Doses of vitamin C may be increased if you have a particular illness that improves with vitamin C supplementation. Keep in mind, the RDA amounts are established to maintain good health. They are minimum amounts. If you are sick, you will need higher doses of many vitamins, including vitamin C. These doses should not exceed the upper limit. It is best to discuss doses for treating illness with your health care provider, as it will vary based on illness.
You can also let your body be your guide. Taking more vitamin C than your body can tolerate will typically result in upset stomach and diarrhea. Those who are especially sensitive to vitamin C can try Ester-C, which is designed to be easier on the stomach.
The average person can get plenty of vitamin C simply by taking in the recommended five to seven servings of fruits and vegetables each day. However, according to WebMD, only 10 to 20 percent of adults actually do this. Therefore, most people can safely supplement their intake of vitamin C for good health.
You can take vitamin C supplements in pill of powder form, but you can also focus on adding vitamin C rich foods to your diet. Citrus fruits are well known for being rich in vitamin C. You can also enjoy broccoli, cantaloup, strawberries, kiwis, tomatoes and sweet bell peppers.

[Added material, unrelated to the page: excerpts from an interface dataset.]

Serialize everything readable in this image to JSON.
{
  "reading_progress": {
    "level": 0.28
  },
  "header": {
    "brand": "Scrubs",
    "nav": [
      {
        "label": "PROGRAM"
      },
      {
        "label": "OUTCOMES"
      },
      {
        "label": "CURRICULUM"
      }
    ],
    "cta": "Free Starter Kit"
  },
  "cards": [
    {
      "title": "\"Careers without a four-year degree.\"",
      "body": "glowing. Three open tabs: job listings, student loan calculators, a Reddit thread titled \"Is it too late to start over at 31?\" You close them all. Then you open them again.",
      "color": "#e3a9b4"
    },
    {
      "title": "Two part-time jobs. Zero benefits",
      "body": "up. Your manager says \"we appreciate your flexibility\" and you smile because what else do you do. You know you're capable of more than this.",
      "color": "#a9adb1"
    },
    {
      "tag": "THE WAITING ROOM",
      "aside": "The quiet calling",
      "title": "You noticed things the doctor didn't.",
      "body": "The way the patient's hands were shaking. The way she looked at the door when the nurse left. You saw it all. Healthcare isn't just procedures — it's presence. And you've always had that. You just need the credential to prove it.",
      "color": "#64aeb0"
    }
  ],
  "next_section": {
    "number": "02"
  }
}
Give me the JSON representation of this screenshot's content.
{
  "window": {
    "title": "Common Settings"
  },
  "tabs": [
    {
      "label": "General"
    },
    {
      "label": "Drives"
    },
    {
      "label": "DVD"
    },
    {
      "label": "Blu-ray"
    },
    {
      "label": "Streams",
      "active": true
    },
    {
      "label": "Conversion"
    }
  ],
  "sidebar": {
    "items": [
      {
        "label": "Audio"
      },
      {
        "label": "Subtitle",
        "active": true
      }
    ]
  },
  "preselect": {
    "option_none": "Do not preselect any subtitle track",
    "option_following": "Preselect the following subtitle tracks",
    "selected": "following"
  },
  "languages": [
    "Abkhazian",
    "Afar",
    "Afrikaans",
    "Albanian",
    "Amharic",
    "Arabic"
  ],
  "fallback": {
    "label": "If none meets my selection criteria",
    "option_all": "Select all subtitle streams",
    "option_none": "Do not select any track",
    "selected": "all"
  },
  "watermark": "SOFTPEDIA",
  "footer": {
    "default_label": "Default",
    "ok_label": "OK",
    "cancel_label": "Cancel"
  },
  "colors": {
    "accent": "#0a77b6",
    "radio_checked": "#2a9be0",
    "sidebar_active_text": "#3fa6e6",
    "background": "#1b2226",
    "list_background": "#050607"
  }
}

You can learn more about the benefits and uses of vitamin C, visit The Vitamin C Foundation.